Area of Research
Murray Krahn’s research evaluates the effectiveness, cost-effectiveness and feasibility of integrating new drugs, technologies and services into the health care system, with a primary interest in prostate cancer and viral hepatitis.
Krahn holds a Tier 1 Canada Research Chair in Health Technology Assessment and is director of THETA (Toronto Health Economics and Technology Assessment Collaborative), a multidisciplinary research collaboration that aims to provide evidence-informed advice to health technology policymakers.
New drugs and technologies are continuously being developed, but not all of them are integrated into the health care system. A new drug or technology may demonstrate excellent benefits during testing, but it may not be appropriate for real clinical applications because it is too expensive, induces harmful side effects, has a high failure rate or is impractical for clinical use. For policymakers to decide whether a drug or technology should be implemented, they must weigh the demonstrated benefits against the costs.

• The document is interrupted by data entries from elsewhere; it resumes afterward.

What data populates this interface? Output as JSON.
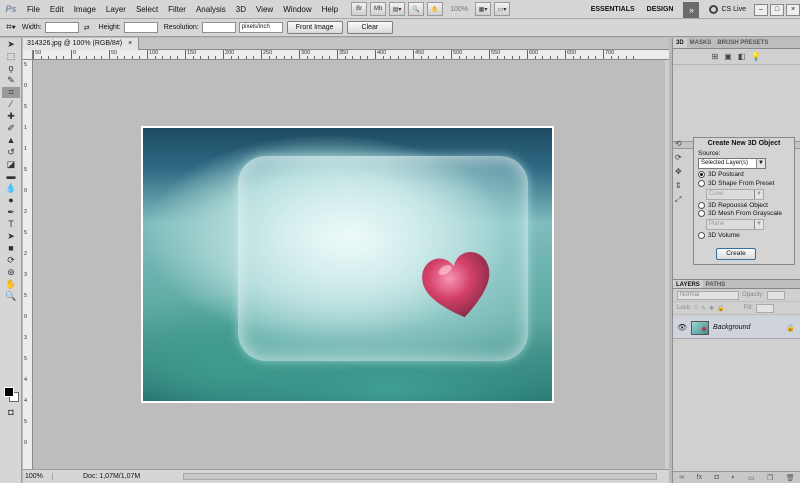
{
  "app": {
    "logo": "Ps"
  },
  "menu": [
    "File",
    "Edit",
    "Image",
    "Layer",
    "Select",
    "Filter",
    "Analysis",
    "3D",
    "View",
    "Window",
    "Help"
  ],
  "menubar_right": {
    "zoom": "100%",
    "essentials": "ESSENTIALS",
    "design": "DESIGN",
    "more": "»",
    "cs_live": "CS Live",
    "br": "Br",
    "mb": "Mb"
  },
  "options": {
    "width_label": "Width:",
    "height_label": "Height:",
    "resolution_label": "Resolution:",
    "resolution_unit": "pixels/inch",
    "front_image": "Front Image",
    "clear": "Clear",
    "swap": "⇄"
  },
  "document": {
    "tab_title": "314326.jpg @ 100% (RGB/8#)",
    "tab_close": "×",
    "status_zoom": "100%",
    "status_doc": "Doc: 1,07M/1,07M"
  },
  "rulers": {
    "h": [
      "50",
      "0",
      "50",
      "100",
      "150",
      "200",
      "250",
      "300",
      "350",
      "400",
      "450",
      "500",
      "550",
      "600",
      "650",
      "700"
    ],
    "v": [
      "5",
      "0",
      "5",
      "1",
      "1",
      "5",
      "0",
      "2",
      "5",
      "2",
      "3",
      "5",
      "0",
      "3",
      "5",
      "4",
      "4",
      "5",
      "0"
    ]
  },
  "panel_3d": {
    "tabs": [
      "3D",
      "MASKS",
      "BRUSH PRESETS"
    ],
    "create_title": "Create New 3D Object",
    "source_label": "Source:",
    "source_value": "Selected Layer(s)",
    "options": [
      {
        "label": "3D Postcard",
        "selected": true
      },
      {
        "label": "3D Shape From Preset",
        "selected": false
      },
      {
        "label": "3D Repoussé Object",
        "selected": false
      },
      {
        "label": "3D Mesh From Grayscale",
        "selected": false
      },
      {
        "label": "3D Volume",
        "selected": false
      }
    ],
    "shape_preset": "Cone",
    "mesh_preset": "Plane",
    "create_button": "Create"
  },
  "layers_panel": {
    "tabs": [
      "LAYERS",
      "PATHS"
    ],
    "blend_mode": "Normal",
    "opacity_label": "Opacity:",
    "lock_label": "Lock:",
    "fill_label": "Fill:",
    "layer_name": "Background"
  }
}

Krahn’s team uses tools such as economic modelling, randomized trials and large administrative datasets to evaluate whether specific drugs and technologies should be implemented in the health care system. His team also uses qualitative methods to study the perspectives of the stakeholders that use or administer these products and identify ways of optimizing their use so that they can be implemented successfully.
Impact To Date

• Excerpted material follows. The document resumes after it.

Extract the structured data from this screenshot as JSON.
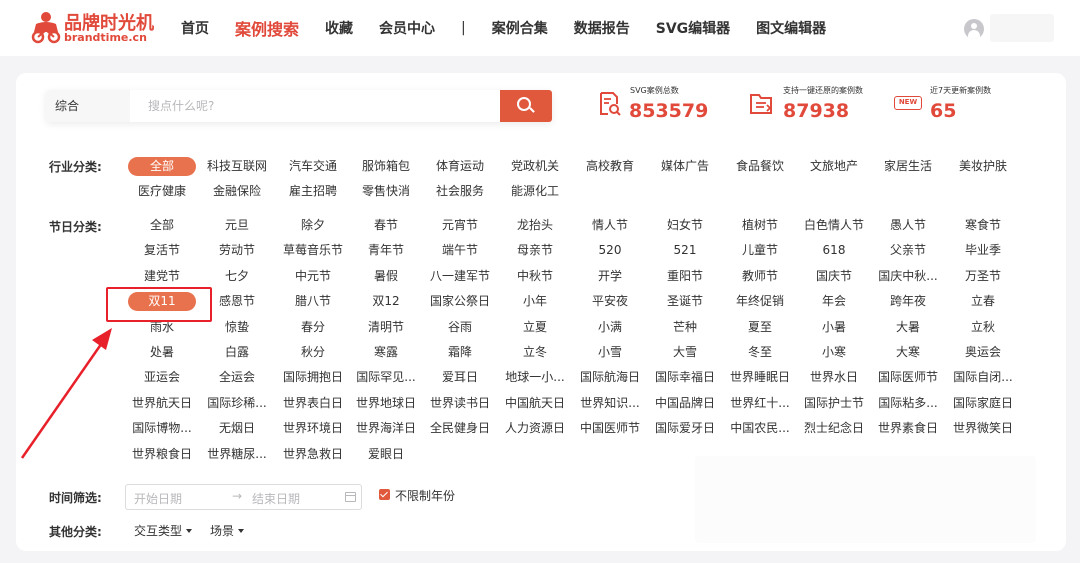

Krahn’s work has been important in evaluating the feasibility of many drugs, technologies and services for the treatment or screening of hepatitis C, heart failure, prostate cancer and other conditions. His work has influenced health policy decisions and changes from the institutional to national level.